The Infancy of Self Driving Cars
Right now, self-driving cars are in their infancy–making them far from perfect. In fact, they are not even close to what the final version for mass consumption will be.
It was only twenty years ago that most of us were on the internet using 56k modems with computers that measured RAM in megabytes. The self-driving cars being tested on the market are at an even earlier stage of relative development than the 56K.
Putting an End to the Doubt
Recent headlines highlighting fatalities connected with driverless cars have caused some people to doubt the reality of a driverless future. They will be proven wrong.
No technology starts out perfect or ever becomes perfect, and no technology will ever be above user error. Look at how texting while driving has killed so many.
User error and fundamental human fallibility has been, and will always be, the greatest danger to us. Driverless cars take away a large part of that potential for human error, and as the technology is better refined, the safer it will get.
If you look into the accident with Uber’s self-driving car that resulted in the death of a woman crossing the road, you will find that it wasn’t the car’s fault. The lady tragically walked into oncoming traffic and lost her life. Having a human driver wouldn’t have changed that.
Two Main Factors Determining Our Driverless Future
People have been fascinated by the idea of self-driving cars since the idea first appeared. Even those of us who like to drive have those days when we wish we didn’t have to get behind the wheel.
Imagine a future where rush hour is smooth, and accident-free thanks to AI controlled cars all driving at the appropriate speed, staying in the correct lane, and effortlessly navigating through traffic. Driverless technology will take the dread out of our commutes.
The first thing people imagine in this area is self-driving trucks–and for a good reason. AI-driven trucks never need a break and will be cheaper to operate, which means more goods will be transported cheaper and faster.
Trucks aren’t the only commercial vehicles that are driven. There is also an industrial side. Factories could use driverless technologies with equipment like a trolley conveyor or an i-beam trolley to run not only a more efficient operation but also a safer one.
It is a safe bet that driverless technology won’t stay exclusive to automobiles and trucks. Major retailers, restaurants, and even local mom & pop stores could use AI-powered drones to make deliveries or pickups.
Driverless trains could also autonomously haul cargo, and self-piloting ships could traverse the oceans. Ports might even one day be staffed by a few workers overseeing autonomous tugs moving barges in a ballet of commercial shipping containers.

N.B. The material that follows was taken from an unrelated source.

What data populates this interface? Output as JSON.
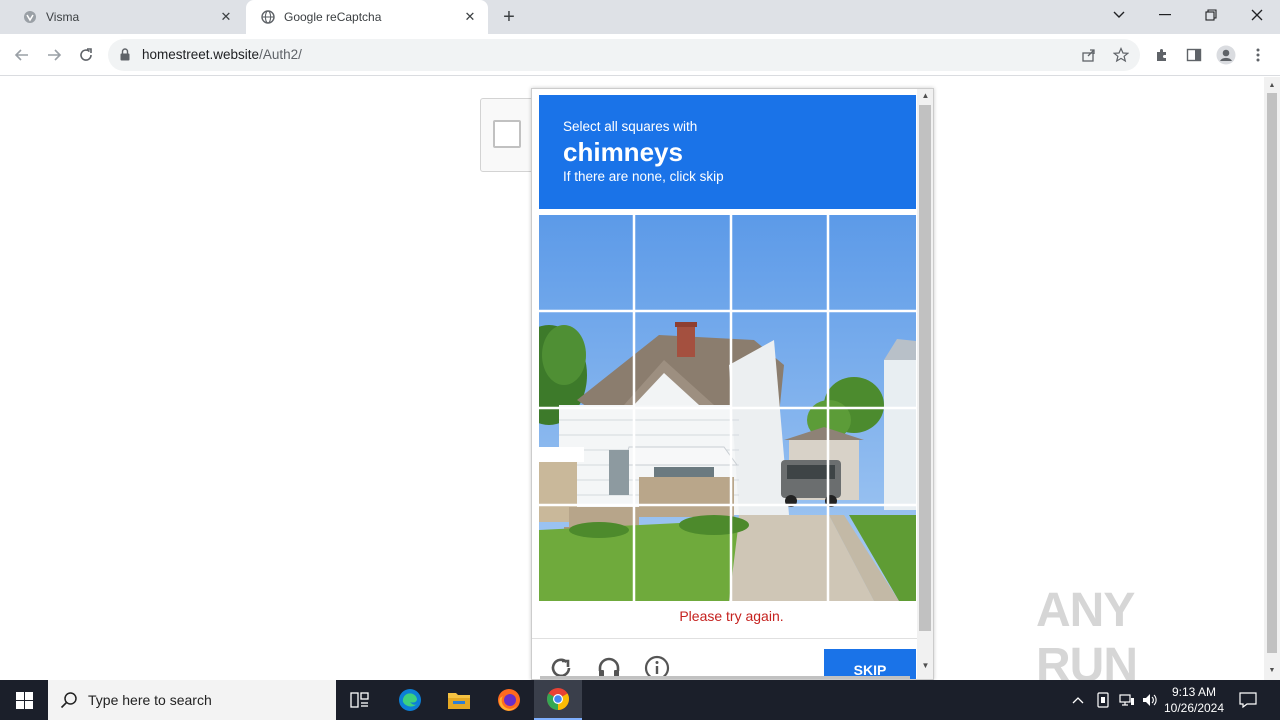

Once the true innovators of industry get their hands on this technology, there is no telling how far it will go.